A rare and unusual job opportunity arose for those from the geeky/nerdy fringe of society who have now come centre stage on the career front. Their services are much in demand.
However, it was all exposed within hours by a former member of staff.
A unique and inventive code breaking game online through Facebook and Twitter was deployed by GCHQ, the government’s intelligence agency, to find new recruits not otherwise attracted to being a ‘civil servant’ or not already picked up the big online giants.
The eavesdropping hub of GCHQ were looking to take on about 35 new spies from among people who were not from the traditional elite universities normally searched. Today’s generations of spooks were set a task unscramble 160 pairs of seemingly meaningless numbers and letters and find a secret word.

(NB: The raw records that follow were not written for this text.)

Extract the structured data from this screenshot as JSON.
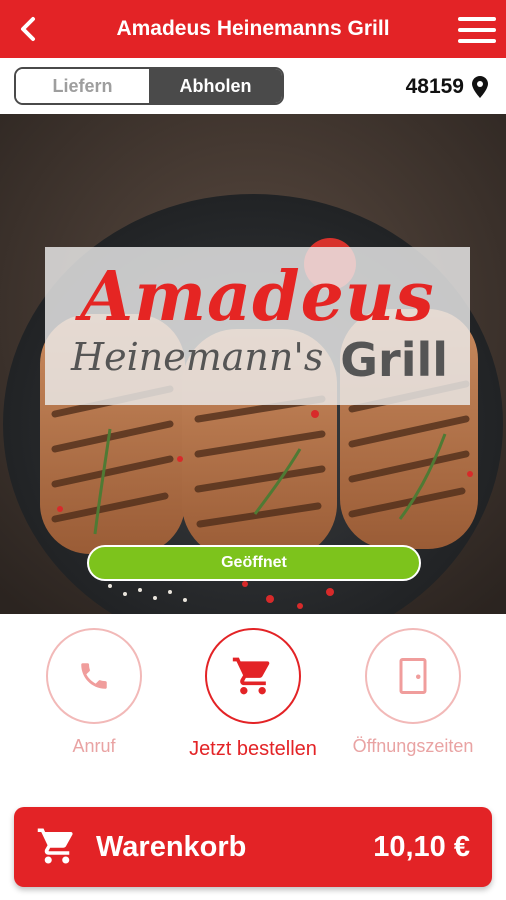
{
  "header": {
    "title": "Amadeus Heinemanns Grill",
    "back_icon": "chevron-left-icon",
    "menu_icon": "hamburger-menu-icon",
    "background_color": "#e32326"
  },
  "delivery_mode": {
    "options": [
      "Liefern",
      "Abholen"
    ],
    "selected": "Abholen",
    "postal_code": "48159",
    "location_icon": "map-pin-icon"
  },
  "hero": {
    "logo": {
      "main": "Amadeus",
      "sub": "Heinemann's",
      "grill": "Grill"
    },
    "status": "Geöffnet",
    "status_color": "#7dc31c"
  },
  "actions": [
    {
      "label": "Anruf",
      "icon": "phone-icon",
      "emphasized": false
    },
    {
      "label": "Jetzt bestellen",
      "icon": "shopping-cart-icon",
      "emphasized": true
    },
    {
      "label": "Öffnungszeiten",
      "icon": "door-icon",
      "emphasized": false
    }
  ],
  "cart": {
    "label": "Warenkorb",
    "total": "10,10 €",
    "icon": "shopping-cart-icon"
  }
}
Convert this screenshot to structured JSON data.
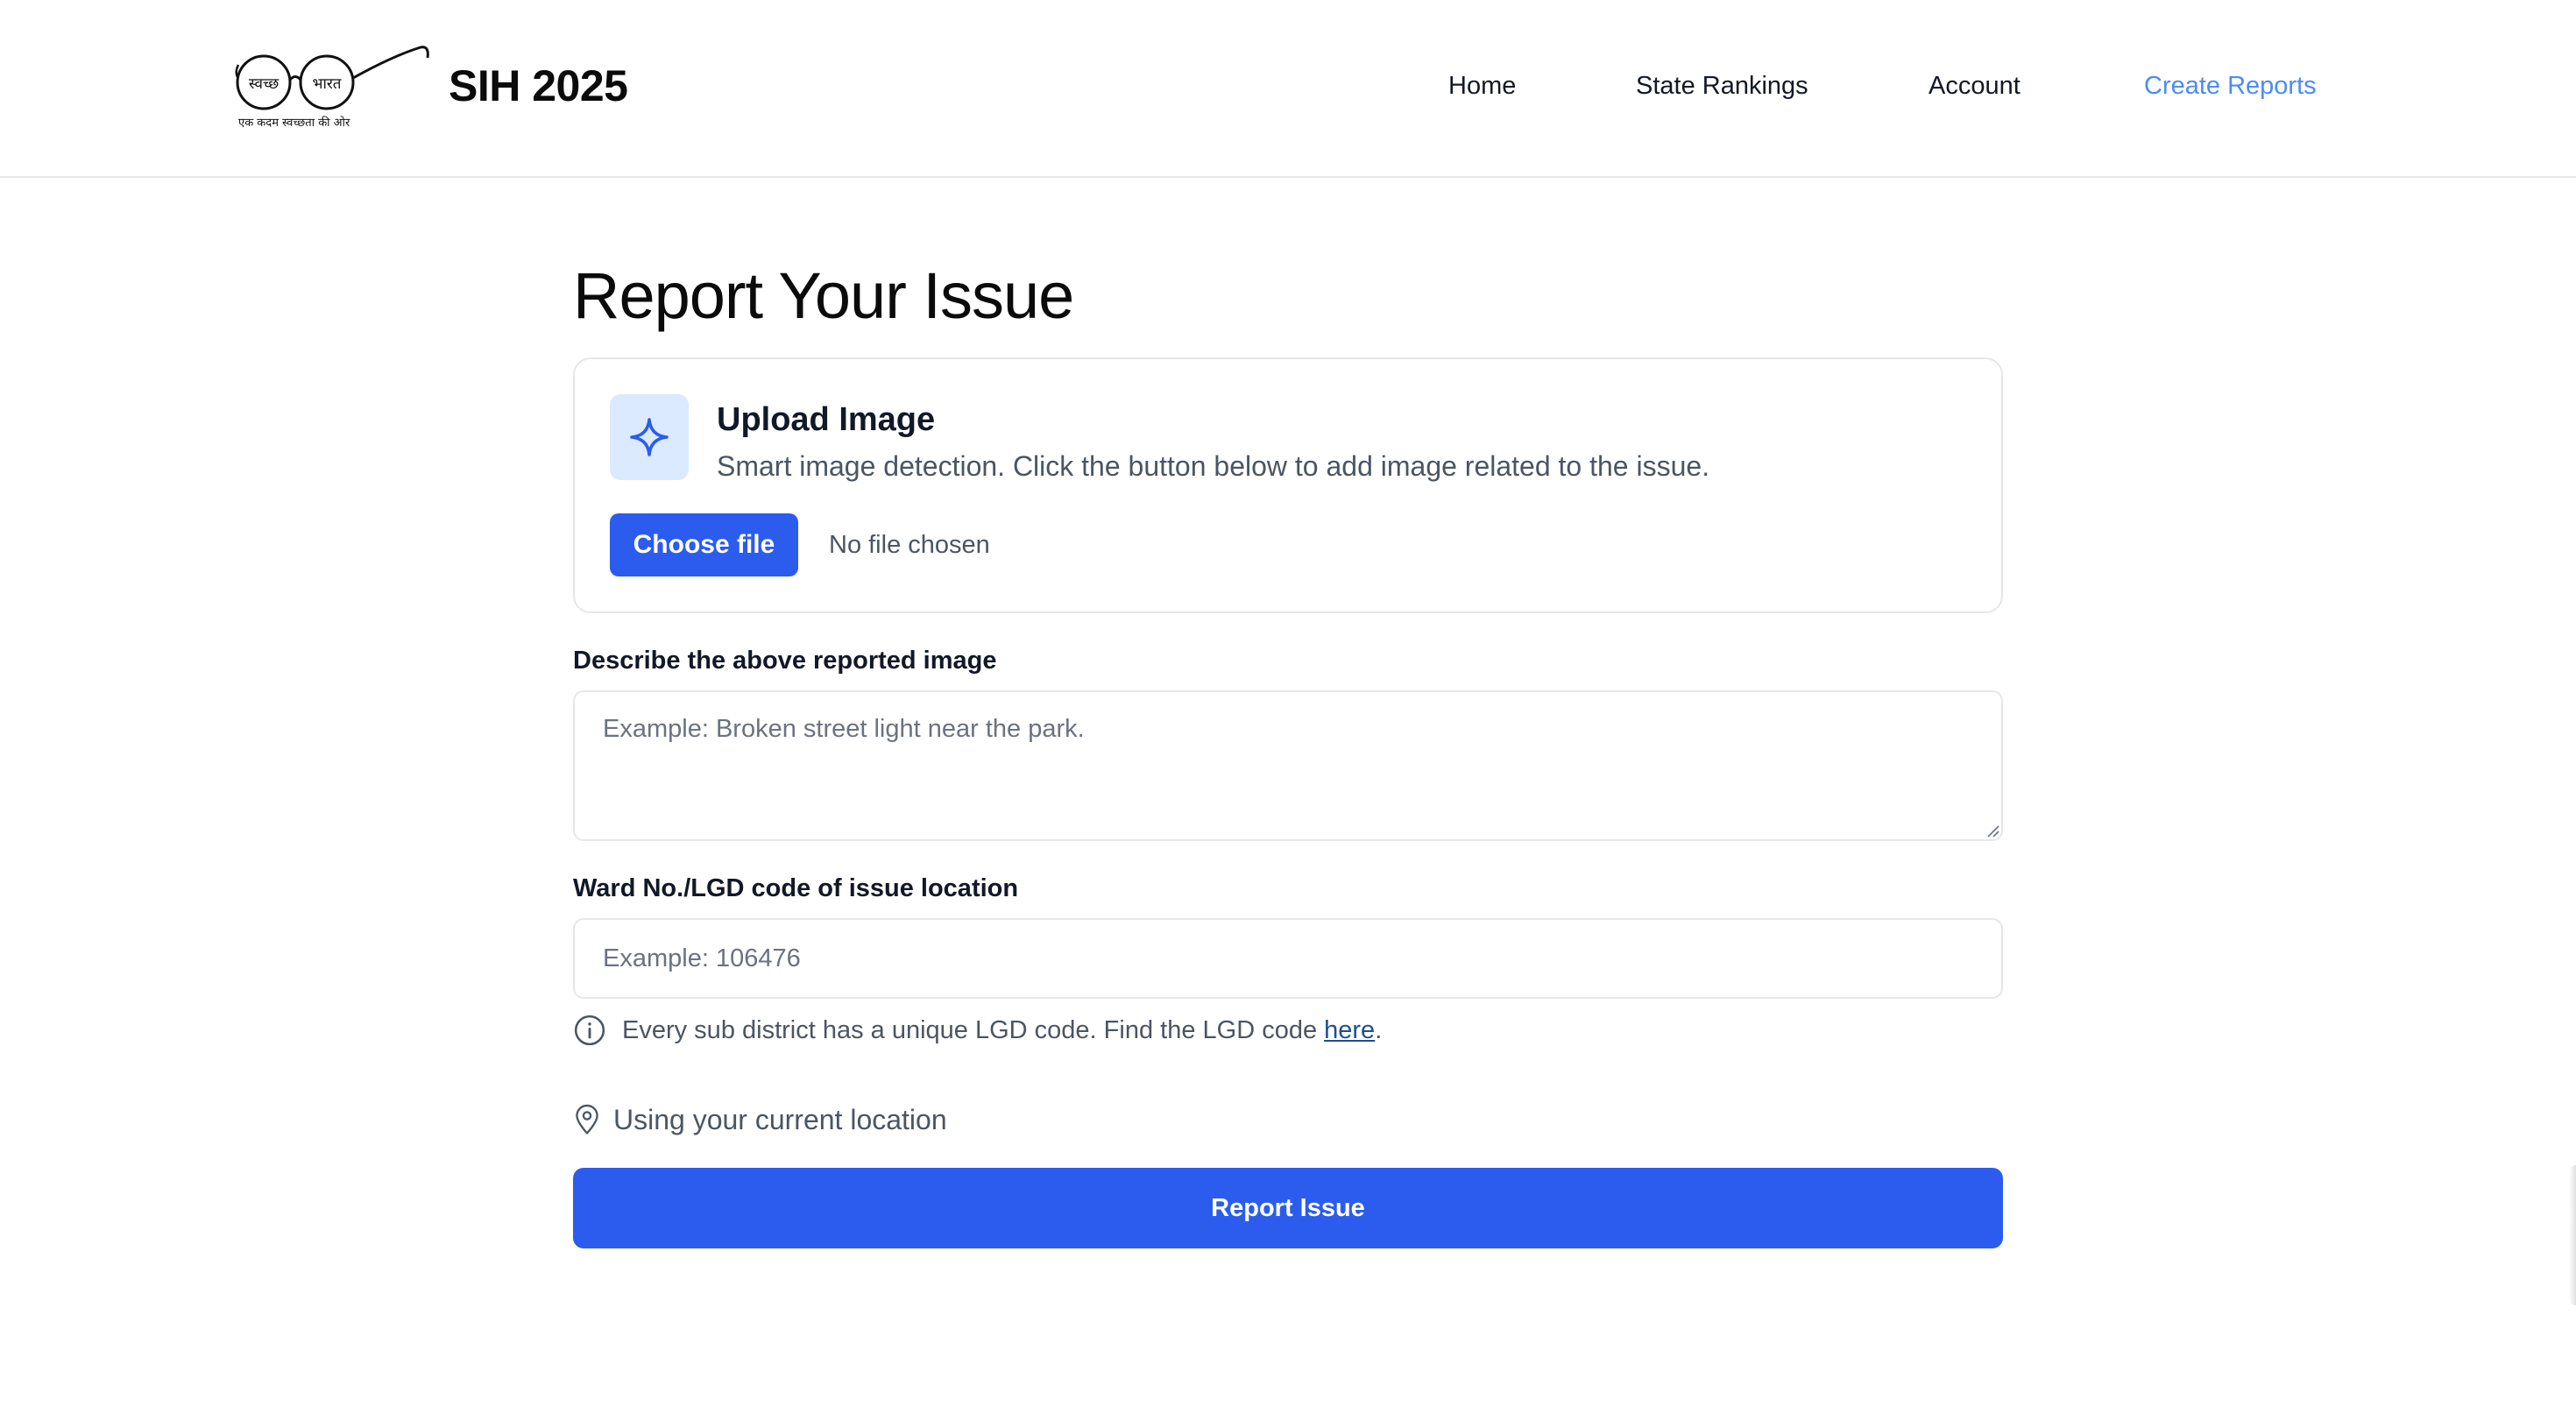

They said that traditional forms of advertising do not attract the new, more left-field thinkers they need. Graduates as expected, but also the self taught, the obsessives interested in ‘ethical hacking’ and cutting-edge computer technology will be given a free hand to create new defences and to break into unwanted, hostile cyber attacks.
The ethical hacking website ehacking.net explained that with security and defence now ‘an important field of interest’, with no organisation safe, they needed ‘enough penetration testers’ to come up with solutions to fight attacks. These workers ‘attack like a black hat hacker’ to find every tiny weakness/vulnerability in any system.
So, in effect, the work of official hackers and crackers is both pro-active (to break through hostile organisations’ defences) and reactive (to defend what is at home in Britain).
Unfortunately for GCHQ, on 2 December, the Daily Telegraph exposed the answer, solved by about 50 people, as accessible through three separate and complex stages. Once through, the successful code-breaker was invited to use their ‘skills and ingenuity’ to combat terrorism.
However, the final link was to a page of jobs at GCHQ offering £25,000 a year for cyber security specialist. No wonder they struggle to retain high-calibre frontline staff, when the most junior post at Google, Amazon or Microsoft would laugh at that salary.
But it was a nice try, GCHQ. A good, original idea.